By Tom Rivers, Editor Posted 21 April 2014 at 12:00 am

Merchants also planning for ‘Sip and Stroll Through History’ wine-tasting event for August

File photos by Tom Rivers – A crowd views the stained glass window at the First United Methodist Church during a tour of windows in the seven historic Albion churches in December. The Good Shepherd window was a gift to the congregation by the church’s pastor in 1914, the Rev. Henry Clay Woods.

ALBION – On a very cold December day about 30 people, including several from outside Orleans County, came to Albion for a first-time tour of the stained glass windows at the seven churches in the historic Courthouse Square.

County Historian Bill Lattin led the tour, and he shared details about the designers of the windows, the symbolism and Biblical stories in the designs, and some background on the people memorialized with some of the windows.

“We had such good feedback about the event that we wanted to do it again,” said Debbie Grimm, one of the organizers for this Saturday’s stained glass tour.

It runs from noon to 1:30. Besides tours of the churches, the event will conclude with refreshments at Hoag Library. The library also includes a stained glass window of a swan. For more than a century Albion’s public library was called the Swan Library until a new site opened in July 2012.

Tony Mancuso of Elba takes a photo on the stained glass window tour in December. He is shown inside the sanctuary at Christ (Episcopal) Church.

The tour on Saturday starts at the Pullman Memorial Universalist Church at the corner of East Park and Main streets. The Pullman church has more than 40 windows created by Tiffany Glass and Decorating Company, perhaps the most esteemed stained glass artist.

Tiffany revolutionized the stained glass world.
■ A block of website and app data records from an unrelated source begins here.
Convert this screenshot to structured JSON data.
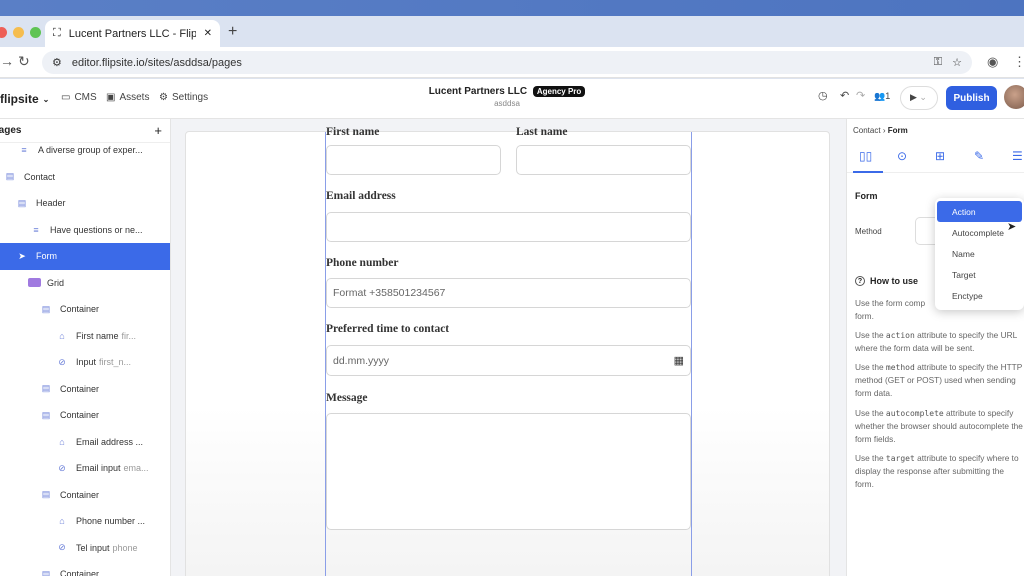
{
  "browser": {
    "tab_title": "Lucent Partners LLC - Flipsite",
    "url": "editor.flipsite.io/sites/asddsa/pages",
    "new_tab_icon": "+"
  },
  "app": {
    "brand": "flipsite",
    "nav": [
      {
        "label": "CMS",
        "icon": "book-icon"
      },
      {
        "label": "Assets",
        "icon": "image-icon"
      },
      {
        "label": "Settings",
        "icon": "gear-icon"
      }
    ],
    "site_title": "Lucent Partners LLC",
    "plan_badge": "Agency Pro",
    "site_sub": "asddsa",
    "collab_count": "1",
    "publish_label": "Publish"
  },
  "left_panel": {
    "title": "Pages",
    "items": [
      {
        "label": "A diverse group of exper...",
        "muted": "",
        "icon": "text-icon",
        "indent": 18
      },
      {
        "label": "Contact",
        "muted": "",
        "icon": "section-icon",
        "indent": 4
      },
      {
        "label": "Header",
        "muted": "",
        "icon": "section-icon",
        "indent": 16
      },
      {
        "label": "Have questions or ne...",
        "muted": "",
        "icon": "text-icon",
        "indent": 30
      },
      {
        "label": "Form",
        "muted": "",
        "icon": "send-icon",
        "indent": 16,
        "selected": true
      },
      {
        "label": "Grid",
        "muted": "",
        "icon": "grid-icon",
        "indent": 28
      },
      {
        "label": "Container",
        "muted": "",
        "icon": "section-icon",
        "indent": 40
      },
      {
        "label": "First name",
        "muted": "fir...",
        "icon": "tag-icon",
        "indent": 56
      },
      {
        "label": "Input",
        "muted": "first_n...",
        "icon": "link-icon",
        "indent": 56
      },
      {
        "label": "Container",
        "muted": "",
        "icon": "section-icon",
        "indent": 40
      },
      {
        "label": "Container",
        "muted": "",
        "icon": "section-icon",
        "indent": 40
      },
      {
        "label": "Email address ...",
        "muted": "",
        "icon": "tag-icon",
        "indent": 56
      },
      {
        "label": "Email input",
        "muted": "ema...",
        "icon": "link-icon",
        "indent": 56
      },
      {
        "label": "Container",
        "muted": "",
        "icon": "section-icon",
        "indent": 40
      },
      {
        "label": "Phone number ...",
        "muted": "",
        "icon": "tag-icon",
        "indent": 56
      },
      {
        "label": "Tel input",
        "muted": "phone",
        "icon": "link-icon",
        "indent": 56
      },
      {
        "label": "Container",
        "muted": "",
        "icon": "section-icon",
        "indent": 40
      }
    ]
  },
  "form": {
    "first_name_label": "First name",
    "last_name_label": "Last name",
    "email_label": "Email address",
    "phone_label": "Phone number",
    "phone_placeholder": "Format +358501234567",
    "time_label": "Preferred time to contact",
    "date_placeholder": "dd.mm.yyyy",
    "message_label": "Message"
  },
  "right_panel": {
    "breadcrumb_parent": "Contact",
    "breadcrumb_current": "Form",
    "section_title": "Form",
    "method_label": "Method",
    "howto_title": "How to use",
    "help": {
      "intro_a": "Use the form comp",
      "intro_b": "form.",
      "action_pre": "Use the",
      "action_code": "action",
      "action_post": "attribute to specify the URL where the form data will be sent.",
      "method_pre": "Use the",
      "method_code": "method",
      "method_post": "attribute to specify the HTTP method (GET or POST) used when sending form data.",
      "auto_pre": "Use the",
      "auto_code": "autocomplete",
      "auto_post": "attribute to specify whether the browser should autocomplete the form fields.",
      "target_pre": "Use the",
      "target_code": "target",
      "target_post": "attribute to specify where to display the response after submitting the form."
    },
    "dropdown": [
      "Action",
      "Autocomplete",
      "Name",
      "Target",
      "Enctype"
    ]
  },
  "colors": {
    "accent": "#3b6ae8",
    "publish": "#2f5fe0"
  }
}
Stained glass windows, prior to Tiffany, tended to have clear glass with a stencil pattern painted on the glass. Lattin discusses breakthroughs and changing techniques in stained glass.

The Albion churches have examples of windows from the 1860s to 1960s. Lattin wrote a book about Orleans County’s stained glass windows: “Luminaries in the Firmament.”

The Albion Merchants Association is organizing the stained glass tour and a sidewalk sale. Many businesses will participate in the sidewalk sale from 10 a.m. to 4 p.m. The Genesee-Orleans Ministry of Concern will also be having an open house and collecting household and personal care items.

The Merchants Association also is planning a wine-tasting event with about 20 stops on Aug. 9. The “Sip & Stroll Through History” will show off the historic downtown and Courthouse Square.

“We want to put on community events and bring people to Albion,” said Carolyn Ricker, president of the Merchants Association. “We want to promote our history and draw people here.”